The disruption of supply chains caused by the COVID-19 pandemic is leading U.S. companies to rethink their manufacturing operations. We relearned an old lesson – agility is vital.

Companies are examining if they have the capacity to move manufacturing processes and systems online so work can continue in different locations, or if they are able to pivot and manufacture products that are needed now in addition to or in place of their products for which demand is very low. Additive manufacturing (AM), or 3D printing, can help suppliers adjust and meet the need for on-demand production.

The AM industry is maturing. By the end of 2020, the global industry is expected to be worth more than $15 billion. By 2025, the market is predicted to rise to $47 billion. The U.S. is the world’s leader with the most installed industrial AM systems. The federal government is supporting AM research in an effort to drive innovation, strengthen the supply chain and outpace global competitors. While these activities play out, the Pittsburgh region is establishing itself as a leader in AM, anchored by its universities and in partnership with industry, government and the region’s nonprofits and foundations.

AM presents many opportunities and challenges.
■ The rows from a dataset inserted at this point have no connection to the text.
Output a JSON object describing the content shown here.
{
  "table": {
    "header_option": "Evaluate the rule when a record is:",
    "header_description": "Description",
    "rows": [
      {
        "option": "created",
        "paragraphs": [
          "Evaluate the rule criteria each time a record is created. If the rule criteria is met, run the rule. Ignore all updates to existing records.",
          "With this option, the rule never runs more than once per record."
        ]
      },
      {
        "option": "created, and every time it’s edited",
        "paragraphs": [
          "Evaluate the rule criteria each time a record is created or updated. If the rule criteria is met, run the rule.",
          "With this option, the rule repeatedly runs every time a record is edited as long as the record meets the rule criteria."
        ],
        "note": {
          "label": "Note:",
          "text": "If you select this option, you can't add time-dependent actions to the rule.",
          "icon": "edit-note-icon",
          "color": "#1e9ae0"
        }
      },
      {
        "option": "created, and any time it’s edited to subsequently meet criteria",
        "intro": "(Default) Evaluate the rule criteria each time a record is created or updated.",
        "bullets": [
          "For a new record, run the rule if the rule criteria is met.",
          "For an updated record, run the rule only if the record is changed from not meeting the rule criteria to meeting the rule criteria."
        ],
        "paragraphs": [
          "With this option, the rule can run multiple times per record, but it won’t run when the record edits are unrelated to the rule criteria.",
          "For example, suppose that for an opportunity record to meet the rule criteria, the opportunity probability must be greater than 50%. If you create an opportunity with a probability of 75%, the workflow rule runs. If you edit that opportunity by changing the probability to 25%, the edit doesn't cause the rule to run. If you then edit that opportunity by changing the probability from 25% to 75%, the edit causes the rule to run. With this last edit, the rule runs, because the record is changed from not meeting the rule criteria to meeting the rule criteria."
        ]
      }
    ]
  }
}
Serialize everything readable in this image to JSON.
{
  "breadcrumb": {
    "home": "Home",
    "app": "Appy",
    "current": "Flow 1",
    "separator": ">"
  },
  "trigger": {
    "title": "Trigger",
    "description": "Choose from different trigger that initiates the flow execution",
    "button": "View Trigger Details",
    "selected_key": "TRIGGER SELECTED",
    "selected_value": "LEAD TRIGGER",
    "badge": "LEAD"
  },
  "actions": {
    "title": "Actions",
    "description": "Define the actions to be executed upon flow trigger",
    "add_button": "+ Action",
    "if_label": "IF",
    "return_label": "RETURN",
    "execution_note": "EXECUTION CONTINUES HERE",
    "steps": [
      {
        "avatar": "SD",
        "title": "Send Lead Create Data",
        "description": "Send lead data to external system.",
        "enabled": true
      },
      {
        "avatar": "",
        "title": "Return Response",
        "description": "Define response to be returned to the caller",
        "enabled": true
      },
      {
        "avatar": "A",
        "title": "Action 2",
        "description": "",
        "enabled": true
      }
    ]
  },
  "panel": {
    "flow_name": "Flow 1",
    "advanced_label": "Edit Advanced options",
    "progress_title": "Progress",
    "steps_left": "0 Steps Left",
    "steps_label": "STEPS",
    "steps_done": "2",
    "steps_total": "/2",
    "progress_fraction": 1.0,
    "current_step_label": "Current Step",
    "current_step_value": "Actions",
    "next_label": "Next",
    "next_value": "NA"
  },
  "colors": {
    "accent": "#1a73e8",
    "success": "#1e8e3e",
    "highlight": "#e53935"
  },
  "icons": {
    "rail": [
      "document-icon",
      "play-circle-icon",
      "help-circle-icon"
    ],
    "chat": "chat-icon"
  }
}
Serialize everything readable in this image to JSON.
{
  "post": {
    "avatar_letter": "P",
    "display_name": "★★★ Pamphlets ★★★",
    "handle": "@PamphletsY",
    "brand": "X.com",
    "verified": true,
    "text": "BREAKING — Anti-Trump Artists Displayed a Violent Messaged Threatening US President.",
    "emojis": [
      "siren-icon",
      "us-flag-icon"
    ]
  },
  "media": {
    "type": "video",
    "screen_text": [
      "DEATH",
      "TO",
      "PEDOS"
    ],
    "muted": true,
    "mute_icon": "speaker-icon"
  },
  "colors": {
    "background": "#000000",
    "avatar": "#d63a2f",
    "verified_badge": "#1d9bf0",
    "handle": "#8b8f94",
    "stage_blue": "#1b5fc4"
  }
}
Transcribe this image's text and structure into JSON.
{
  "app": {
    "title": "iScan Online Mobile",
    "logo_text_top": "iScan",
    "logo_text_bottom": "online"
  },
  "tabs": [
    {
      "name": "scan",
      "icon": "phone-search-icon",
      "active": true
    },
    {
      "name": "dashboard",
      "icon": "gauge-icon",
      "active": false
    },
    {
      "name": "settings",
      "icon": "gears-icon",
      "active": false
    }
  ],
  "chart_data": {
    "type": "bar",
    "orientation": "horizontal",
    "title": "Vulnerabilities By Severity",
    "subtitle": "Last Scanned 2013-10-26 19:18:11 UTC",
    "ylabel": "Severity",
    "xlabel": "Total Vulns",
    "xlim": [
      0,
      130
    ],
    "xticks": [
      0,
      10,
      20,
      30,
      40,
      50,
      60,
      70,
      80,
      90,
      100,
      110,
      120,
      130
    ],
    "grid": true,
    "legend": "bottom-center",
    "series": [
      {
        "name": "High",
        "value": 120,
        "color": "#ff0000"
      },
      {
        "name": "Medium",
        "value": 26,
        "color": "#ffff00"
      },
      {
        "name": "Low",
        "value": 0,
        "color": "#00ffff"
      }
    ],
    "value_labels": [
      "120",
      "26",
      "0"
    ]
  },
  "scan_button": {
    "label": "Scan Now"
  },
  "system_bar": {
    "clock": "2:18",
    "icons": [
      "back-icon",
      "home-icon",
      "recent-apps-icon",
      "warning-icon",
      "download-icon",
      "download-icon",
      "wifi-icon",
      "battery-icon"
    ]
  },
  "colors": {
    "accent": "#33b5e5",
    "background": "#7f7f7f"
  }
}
Reshoring supply chains enables manufacturing growth, but what works in the long and short term? What factors affect costs and timing? Is product integrity maintained? Answering these questions can be difficult, and innovators must collaborate.

Empowered through collaboration, Carnegie Mellon University has become a world leader in AM. Our Next Manufacturing Center leverages knowledge from across disciplines to develop a holistic approach to AM that includes design optimization, materials selection and characterization, process parameter mapping, software development, final part inspection and qualification, as well as the application of computational methods, data analytics, computer vision and machine learning. The Center has an engaged on-campus community that includes 100 faculty, post-docs, students and staff. It is strengthened by a diverse set of Consortium members and nearly 100 yearly interactions across industry, government and academia.

Our fundamental and applied research in 3D printing of metals, ceramics, polymers, biomaterials and electronics is of great interest to industry, especially our work in metals. The 3D metal AM process is an extremely sophisticated one. It requires specialized machines that fuse metal feedstock typically in the form of powders in either a laser powder bed or an electron-beam powder bed. Carnegie Mellon is one of a few academic institutions in the nation that has both types of metal 3D-printing capabilities.

Our approach is comprehensive. In addition to engineering, we are making contributions in technology commercialization, policy, security, education and workforce development.

The demand for training in the operation of AM equipment is rapidly increasing. As companies make the decision to incorporate or outsource AM for prototyping and/or manufacturing of products, the need for appropriately skilled technicians, operators and engineers becomes immediate. At the same time, the lack of available workforce has been identified as one of the greatest barriers to adoption and implementation of AM. The Next Manufacturing Center is providing engineering students the opportunity to develop AM knowledge and skills that will set them apart when they graduate and compete for jobs in the AM field.

We are building a new workforce through education. We offer undergraduate courses and a Master’s degree that gives students hands-on experience designing, adapting and building parts using AM technologies. To support those already in industry, the Next Manufacturing Center offers workforce training, including introductory and part-specific course sessions for technical industry professionals, as well as opportunities to work with our AM experts on design and manufacturing issues in the university’s state-of-the-art facilities.

Now is the time to seize additive manufacturing’s momentum, and the voice of industry will determine the rise of new markets and jobs.